Unless you’ve been covering your ears and screaming every time a piece of economic news crossed your path, you’ve heard about Greece’s bloated bureaucracy and how it’s been crippling the country’s economy for decades. You might also know that the bureaucracy is the hose through which Greece’s political class disseminates favours and cultivates political loyalty, which is why trimming it is such an uphill battle for the wimpy technocratic government of Lucas Papademos.
Finally, if you happen to follow the work of economist Megan Greene, you are also aware that the mountains of paperwork Greek citizens have to wade through for even the most mundane necessities ensure a steady income for notaries, lawyers, tax men, architects and inspectors. And yet, even if you already know all of this, the anecdotal evidence of a country being suffocated by dumb rules remains astounding. Here’s a small sample:
Pilots must be Greek… actually, never mind.
When Canadian entrepreneur Steve Earle set up a seaplane airline to transport rich tourists to Greece’s many gorgeous and poorly connected islands, he was told by a civil servant that all his pilots had to be Greek. But six months after his company had started training what Earle says were the country’s first seaplane pilots, news came that it was actually perfectly acceptable to fill the vacancies with non-European recruits. Among other things that reportedly helped sink Earle’s business were the more than 300 trips his managing director had to make to police stations to “get official affirmations of his signature,” and having to provide engineering specifications for every cleat the company used at its embarkment floats.
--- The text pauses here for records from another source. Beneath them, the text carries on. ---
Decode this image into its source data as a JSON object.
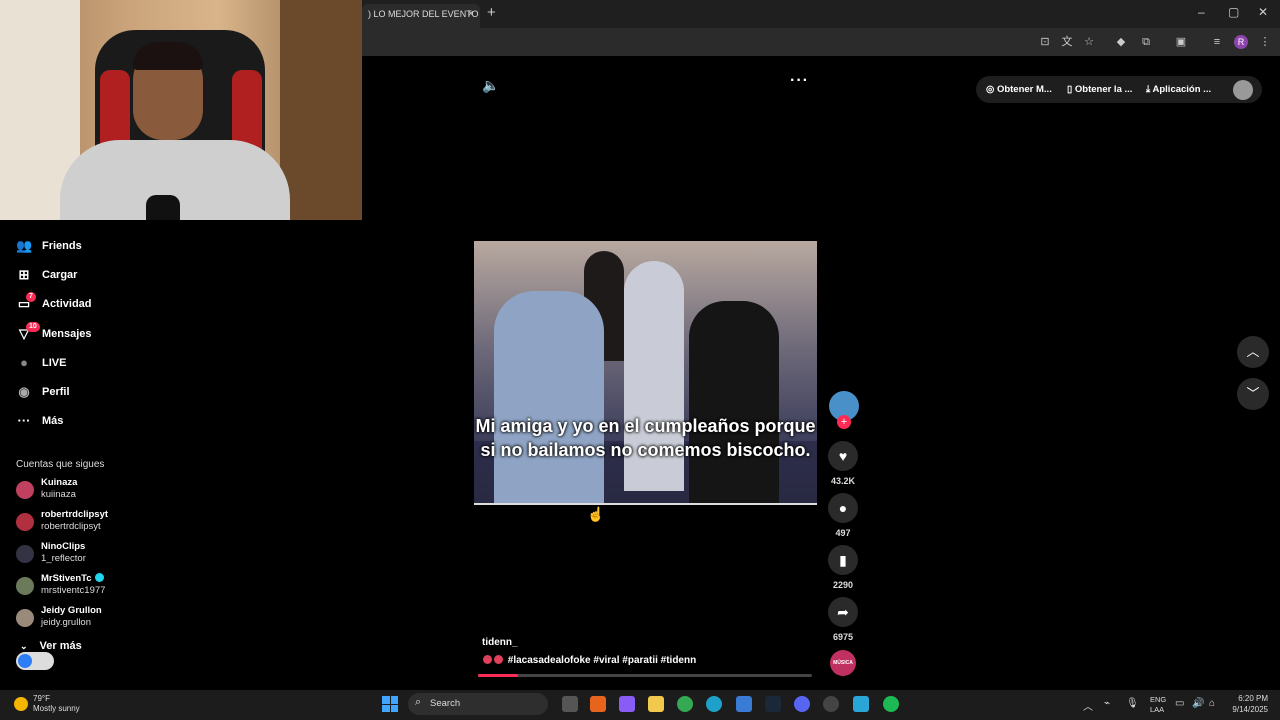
{
  "browser": {
    "tab_title": ") LO MEJOR DEL EVENTO C",
    "tab_close": "×",
    "new_tab": "+",
    "minimize": "–",
    "maximize": "▢",
    "close": "✕",
    "profile_initial": "R"
  },
  "sidebar": {
    "items": [
      {
        "label": "Friends",
        "icon": "friends-icon",
        "glyph": "👥"
      },
      {
        "label": "Cargar",
        "icon": "upload-icon",
        "glyph": "⊞"
      },
      {
        "label": "Actividad",
        "icon": "activity-icon",
        "glyph": "▭",
        "badge": "7"
      },
      {
        "label": "Mensajes",
        "icon": "messages-icon",
        "glyph": "▽",
        "badge": "10"
      },
      {
        "label": "LIVE",
        "icon": "live-icon",
        "glyph": "●"
      },
      {
        "label": "Perfil",
        "icon": "profile-icon",
        "glyph": "◉"
      },
      {
        "label": "Más",
        "icon": "more-icon",
        "glyph": "···"
      }
    ],
    "following_title": "Cuentas que sigues",
    "accounts": [
      {
        "name": "Kuinaza",
        "handle": "kuiinaza"
      },
      {
        "name": "robertrdclipsyt",
        "handle": "robertrdclipsyt"
      },
      {
        "name": "NinoClips",
        "handle": "1_reflector"
      },
      {
        "name": "MrStivenTc",
        "handle": "mrstiventc1977",
        "verified": true
      },
      {
        "name": "Jeidy Grullon",
        "handle": "jeidy.grullon"
      }
    ],
    "see_more": "Ver más"
  },
  "top_actions": {
    "pill1": "Obtener M...",
    "pill2": "Obtener la ...",
    "pill3": "Aplicación ..."
  },
  "video": {
    "caption": "Mi amiga y yo en el cumpleaños porque si no bailamos no comemos biscocho.",
    "author": "tidenn_",
    "hashtags": "#lacasadealofoke #viral #paratii #tidenn",
    "progress": 0.12
  },
  "actions": {
    "likes": "43.2K",
    "comments": "497",
    "saves": "2290",
    "shares": "6975",
    "music_label": "MÚSICA"
  },
  "taskbar": {
    "temp": "79°F",
    "weather": "Mostly sunny",
    "search": "Search",
    "lang1": "ENG",
    "lang2": "LAA",
    "time": "6:20 PM",
    "date": "9/14/2025"
  }
}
Shareholders must provide stool samples.
The most incredible anecdote making the rounds right now is the tragicomic tale of Oliveshop.com, an online business that sells Greek olive oil and related products, mostly to foreign buyers. According to Ekathimerini, the co-founders’ quest to complete all the paperwork for the nascent business included a straight-faced request by the health ministry that each company shareholder provide chest X-rays and a stool sample. A local bank also asked the young entrepreneurs for the entire site be written exclusively in Greek—even though it was mostly aimed at foreign buyers—so that the financial institution could easily confirm the credit card details of customers. (The eventually opted to use PayPal instead.)
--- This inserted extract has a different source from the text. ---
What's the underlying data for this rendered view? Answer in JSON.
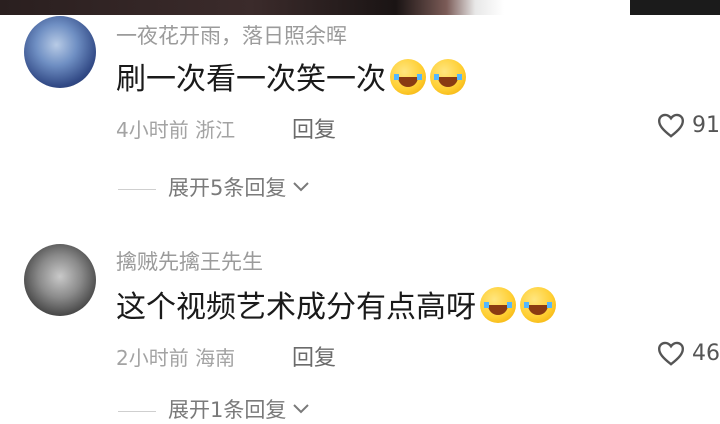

Balance sheets must subsidize newspapers.
“Sometimes you feel stupid doing business here,” Stefanos Panteliadis, the chief executive of feta cheese maker Epirus, once told the Economist. Among his many peeves is that, every year, companies must publish their balance sheets in two national newspapers and one regional paper—regardless of whether they already make their financial numbers available on the Internet. Needless to say, cash-strapped publishers welcome the opportunity to charge a hefty fee.
Beer and pop don’t mix.
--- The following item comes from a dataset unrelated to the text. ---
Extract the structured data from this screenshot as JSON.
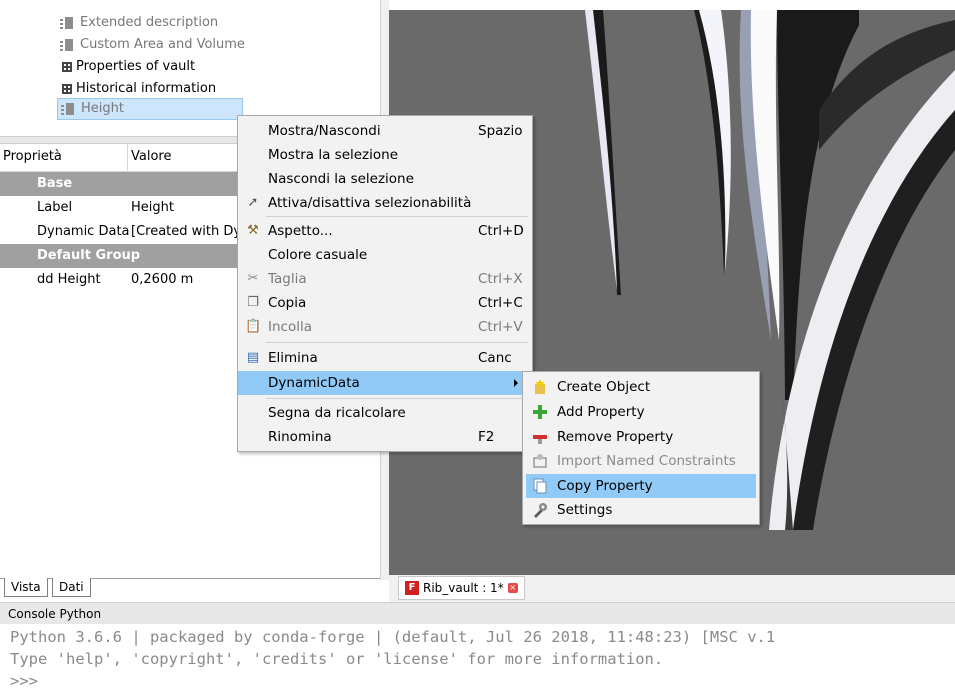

The New York Times tells the story of another businessman—a beer-maker—who decided he also wanted to produce and sell bottled herbal tea. A little-known piece of legislation, however, forbids brewers from producing anything other than beer:
“It’s probably a law that goes back to King Otto,” said Mr. Politopoulos with a grim chuckle, referring to the Bavarian-born king of Greece who introduced beer to the country around 1850.
No free coffee. Also, no books after six p.m.
And then there’s Greene’s tale of an Athens bookstore and café that could “neither sell books nor make coffee.” The newly opened store was meant to provide a quiet, alcohol-free alternative to patrons of a downtown neighbourhood filled with noisy bars. The owner, however, was unable to get a license to serve coffee. When she bought a coffee maker and started giving the caffeinated brew away, she was told that was illegal. Being a resourceful woman, she struck a deal with a bar across the street to fetch coffee from them. Her customers can now get a caffeine fix at the store, but they may not be able to buy a book at the same time if it’s past 6 p.m., when Greece imposes—no joke—an official curfew on book selling.